Her publications include: The Misunderstood Jew: The Church and the Scandal of the Jewish Jesus; Short Stories by JesusThe Enigmatic Parables of a Controversial Rabbi; six children’s books (with Sandy Sasso); The Gospel of Luke (with Ben Witherington III, the first biblical commentary by a Jew and an Evangelical); The Jewish Annotated New Testament (co-edited with Marc Brettler); The Bible With and Without Jesus: How Jews and Christians Read the Same Stories Differently (with Marc Brettler); The Pharisees (co-edited with Joseph Sievers); and thirteen edited volumes of the Feminist Companions to the New Testament and Early Christian Literature. Her Beginner’s Guide series includes Sermon on the MountLight of the World, Entering the Passion of Jesus, The Difficult Words of Jesus, Witness at the Cross and Signs and Wonders.

Documentary Screening: Harriet Tubman, Visions of Freedom

Kick off Black History Month with a new documentary about the legendary life of Harriet Tubman, who repeatedly risked her life to help other African Americans out of slavery.
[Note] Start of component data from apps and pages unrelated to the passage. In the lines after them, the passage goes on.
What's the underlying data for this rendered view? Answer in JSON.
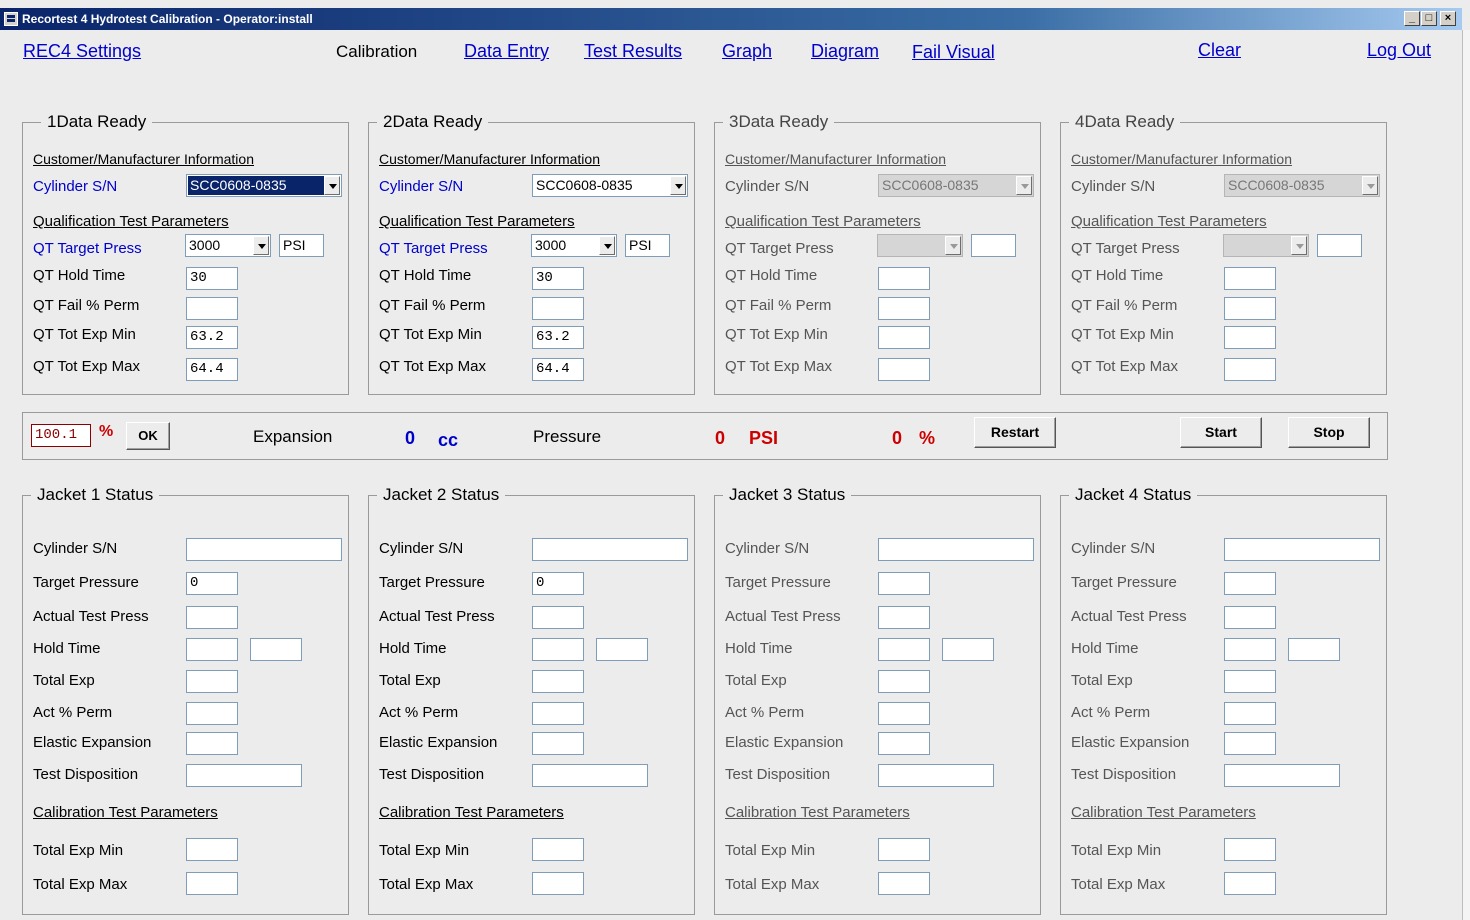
{
  "window": {
    "title": "Recortest 4 Hydrotest Calibration - Operator:install",
    "min_glyph": "_",
    "max_glyph": "□",
    "close_glyph": "×"
  },
  "menu": {
    "settings": "REC4 Settings",
    "calibration": "Calibration",
    "data_entry": "Data Entry",
    "test_results": "Test Results",
    "graph": "Graph",
    "diagram": "Diagram",
    "fail_visual": "Fail Visual",
    "clear": "Clear",
    "logout": "Log Out"
  },
  "labels": {
    "cust_info": "Customer/Manufacturer Information",
    "cyl_sn": "Cylinder S/N",
    "qt_params": "Qualification Test Parameters",
    "qt_target_press": "QT Target Press",
    "qt_hold_time": "QT Hold Time",
    "qt_fail_perm": "QT Fail % Perm",
    "qt_tot_exp_min": "QT Tot Exp Min",
    "qt_tot_exp_max": "QT Tot Exp Max",
    "j_cyl_sn": "Cylinder S/N",
    "j_target_pressure": "Target Pressure",
    "j_actual_test_press": "Actual Test Press",
    "j_hold_time": "Hold Time",
    "j_total_exp": "Total Exp",
    "j_act_perm": "Act % Perm",
    "j_elastic": "Elastic Expansion",
    "j_disposition": "Test Disposition",
    "cal_params": "Calibration Test Parameters",
    "cal_min": "Total Exp Min",
    "cal_max": "Total Exp Max"
  },
  "stations": [
    {
      "title": "1Data Ready",
      "cyl_sn": "SCC0608-0835",
      "target_press": "3000",
      "unit": "PSI",
      "hold_time": "30",
      "fail_perm": "",
      "tot_exp_min": "63.2",
      "tot_exp_max": "64.4",
      "enabled": true
    },
    {
      "title": "2Data Ready",
      "cyl_sn": "SCC0608-0835",
      "target_press": "3000",
      "unit": "PSI",
      "hold_time": "30",
      "fail_perm": "",
      "tot_exp_min": "63.2",
      "tot_exp_max": "64.4",
      "enabled": true
    },
    {
      "title": "3Data Ready",
      "cyl_sn": "SCC0608-0835",
      "target_press": "",
      "unit": "",
      "hold_time": "",
      "fail_perm": "",
      "tot_exp_min": "",
      "tot_exp_max": "",
      "enabled": false
    },
    {
      "title": "4Data Ready",
      "cyl_sn": "SCC0608-0835",
      "target_press": "",
      "unit": "",
      "hold_time": "",
      "fail_perm": "",
      "tot_exp_min": "",
      "tot_exp_max": "",
      "enabled": false
    }
  ],
  "controls": {
    "percent_value": "100.1",
    "percent_sign": "%",
    "ok": "OK",
    "expansion_label": "Expansion",
    "expansion_value": "0",
    "expansion_unit": "cc",
    "pressure_label": "Pressure",
    "pressure_value": "0",
    "pressure_unit": "PSI",
    "pressure_pct_value": "0",
    "pressure_pct_unit": "%",
    "restart": "Restart",
    "start": "Start",
    "stop": "Stop"
  },
  "jackets": [
    {
      "title": "Jacket 1 Status",
      "target_pressure": "0"
    },
    {
      "title": "Jacket 2 Status",
      "target_pressure": "0"
    },
    {
      "title": "Jacket 3 Status",
      "target_pressure": ""
    },
    {
      "title": "Jacket 4 Status",
      "target_pressure": ""
    }
  ],
  "colors": {
    "link": "#0000cc",
    "title_bar": "#0a246a",
    "pressure_red": "#cc0000",
    "expansion_blue": "#0000cc"
  }
}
TU professor Kristen Oertel will host a discussion afterward over peach cobbler from Wanda J’s.

Cultures of the Americas Seminar

The Helmerich Center for American Research at Gilcrease Museum and the Oklahoma Center for the Humanities invite you to attend a public seminar and discussion featuring Alaina E. Roberts and her new book I’ve Been Here All the While: Black Freedom on Native Land (University of Pennsylvania Press, 2021). Roberts will be joined by two guest commentators, Gregory Downs (University of California, Davis) and Kristen Oertel (University of Tulsa), who will offer commentary on the book and its broader significance. Roberts will respond to those comments with her own presentation. The remainder of the public seminar will be open to public discussion with the author and guest commentators. We strongly encourage attendees to read Roberts’ book before the seminar.

Alaina E. Roberts, Ph.D., assistant professor of history at the University of Pittsburgh, has authored one book and has been featured in TIME magazine, CNN, The Atlantic and more. Her research illuminates the many intersections of Native American and Black life from the 1400s to the modern day.

Coffee and light breakfast provided at 8:30 a.m. This presentation is free and open to the public. Seating is limited and registration is required.

Prior to the event, on Friday, Feb. 3, from 5 to 6 p.m., seminar attendees are invited to join us at the Zarrow Center for a casual welcome reception to meet the speakers and explore the Oklahoma Center for the Humanities NEH-funded Pathways to Freedom exhibition, focused on the history and futures of Oklahoma’s all-Black Towns.

Please contact Alex Patterson at 918-631-6412 or arp442@utulsa.edu if you have questions.

From the Publisher:

Perhaps no other symbol has more resonance in African American history than that of “40 acres and a mule”—the lost promise of Black reparations for slavery after the Civil War. In I’ve Been Here All the While, we meet the Black people who actually received this mythic 40 acres, the American settlers who coveted this land, and the Native Americans whose holdings it originated from.

In nineteenth-century Indian Territory (modern-day Oklahoma), a story unfolds that ties African American and Native American history tightly together, revealing a western theatre of Civil War and Reconstruction, in which Cherokee, Choctaw, Chickasaw, Creek, and Seminole Indians, their Black slaves, and African Americans and whites from the eastern United States fought military and rhetorical battles to lay claim to land that had been taken from others.

Through chapters that chart cycles of dispossession, land seizure, and settlement in Indian Territory, Alaina E. Roberts draws on archival research and family history to upend the traditional story of Reconstruction. She connects debates about Black freedom and Native American citizenship to westward expansion onto Native land. As Black, white, and Native people constructed ideas of race, belonging, and national identity, this part of the West became, for a short time, the last place where Black people could escape Jim Crow, finding land and exercising political rights, until Oklahoma statehood in 1907.